Material for the task:
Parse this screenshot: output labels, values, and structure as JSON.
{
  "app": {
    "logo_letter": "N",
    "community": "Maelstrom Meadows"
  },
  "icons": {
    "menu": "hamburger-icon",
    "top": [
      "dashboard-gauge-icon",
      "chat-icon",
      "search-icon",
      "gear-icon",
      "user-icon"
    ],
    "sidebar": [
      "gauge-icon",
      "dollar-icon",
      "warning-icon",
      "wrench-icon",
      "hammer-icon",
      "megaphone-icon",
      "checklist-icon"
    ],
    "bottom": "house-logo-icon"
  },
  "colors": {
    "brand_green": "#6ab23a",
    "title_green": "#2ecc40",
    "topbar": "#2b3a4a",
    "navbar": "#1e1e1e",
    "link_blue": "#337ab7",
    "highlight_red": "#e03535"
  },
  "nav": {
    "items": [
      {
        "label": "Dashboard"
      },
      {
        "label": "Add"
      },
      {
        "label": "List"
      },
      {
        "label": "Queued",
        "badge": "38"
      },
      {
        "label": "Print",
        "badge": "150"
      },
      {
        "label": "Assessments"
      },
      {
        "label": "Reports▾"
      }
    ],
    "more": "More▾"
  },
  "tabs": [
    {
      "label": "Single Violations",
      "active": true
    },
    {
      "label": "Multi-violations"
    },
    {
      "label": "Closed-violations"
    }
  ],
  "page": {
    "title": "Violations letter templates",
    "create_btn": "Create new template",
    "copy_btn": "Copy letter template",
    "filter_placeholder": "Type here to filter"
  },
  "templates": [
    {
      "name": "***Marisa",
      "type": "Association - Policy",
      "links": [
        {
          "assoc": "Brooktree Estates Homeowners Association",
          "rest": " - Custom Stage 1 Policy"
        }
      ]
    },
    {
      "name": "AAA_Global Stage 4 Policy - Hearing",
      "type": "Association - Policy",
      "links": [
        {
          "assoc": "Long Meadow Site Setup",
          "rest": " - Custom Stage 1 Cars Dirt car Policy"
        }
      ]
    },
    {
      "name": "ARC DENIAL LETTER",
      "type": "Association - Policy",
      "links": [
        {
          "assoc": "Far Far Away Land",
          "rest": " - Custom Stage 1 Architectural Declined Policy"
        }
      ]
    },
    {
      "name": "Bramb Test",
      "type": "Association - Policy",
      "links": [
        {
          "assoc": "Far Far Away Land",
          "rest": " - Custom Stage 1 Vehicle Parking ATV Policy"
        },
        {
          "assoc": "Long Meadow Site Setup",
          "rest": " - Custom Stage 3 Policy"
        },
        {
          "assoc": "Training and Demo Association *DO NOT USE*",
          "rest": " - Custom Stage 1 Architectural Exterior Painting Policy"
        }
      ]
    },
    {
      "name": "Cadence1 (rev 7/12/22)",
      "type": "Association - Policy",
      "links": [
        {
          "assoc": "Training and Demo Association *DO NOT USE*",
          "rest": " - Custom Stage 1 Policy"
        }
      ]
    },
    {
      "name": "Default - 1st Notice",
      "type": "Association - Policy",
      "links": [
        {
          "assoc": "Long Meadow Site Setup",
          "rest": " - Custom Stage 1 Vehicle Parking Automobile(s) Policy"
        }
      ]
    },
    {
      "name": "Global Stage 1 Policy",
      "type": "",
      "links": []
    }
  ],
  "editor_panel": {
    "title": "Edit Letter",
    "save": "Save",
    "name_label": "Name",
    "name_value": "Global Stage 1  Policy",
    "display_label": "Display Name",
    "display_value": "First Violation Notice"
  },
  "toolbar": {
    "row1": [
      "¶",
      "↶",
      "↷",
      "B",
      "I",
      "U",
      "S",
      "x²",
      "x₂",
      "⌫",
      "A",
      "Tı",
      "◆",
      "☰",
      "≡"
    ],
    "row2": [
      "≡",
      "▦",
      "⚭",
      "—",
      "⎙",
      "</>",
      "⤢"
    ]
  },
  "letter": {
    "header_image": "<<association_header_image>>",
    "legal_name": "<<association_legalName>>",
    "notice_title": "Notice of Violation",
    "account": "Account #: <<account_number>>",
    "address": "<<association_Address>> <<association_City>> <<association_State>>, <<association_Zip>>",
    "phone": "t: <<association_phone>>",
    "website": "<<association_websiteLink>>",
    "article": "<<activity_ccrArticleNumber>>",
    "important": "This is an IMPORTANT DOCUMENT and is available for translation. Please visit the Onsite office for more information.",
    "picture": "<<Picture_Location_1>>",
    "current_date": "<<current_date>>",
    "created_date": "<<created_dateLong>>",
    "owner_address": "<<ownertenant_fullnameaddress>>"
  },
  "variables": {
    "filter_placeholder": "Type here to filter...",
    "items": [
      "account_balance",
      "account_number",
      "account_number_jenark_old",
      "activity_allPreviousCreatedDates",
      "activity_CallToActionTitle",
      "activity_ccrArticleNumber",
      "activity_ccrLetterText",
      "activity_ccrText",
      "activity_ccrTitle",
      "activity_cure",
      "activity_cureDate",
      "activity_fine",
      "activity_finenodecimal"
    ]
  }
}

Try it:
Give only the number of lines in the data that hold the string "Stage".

Answer to this task:
11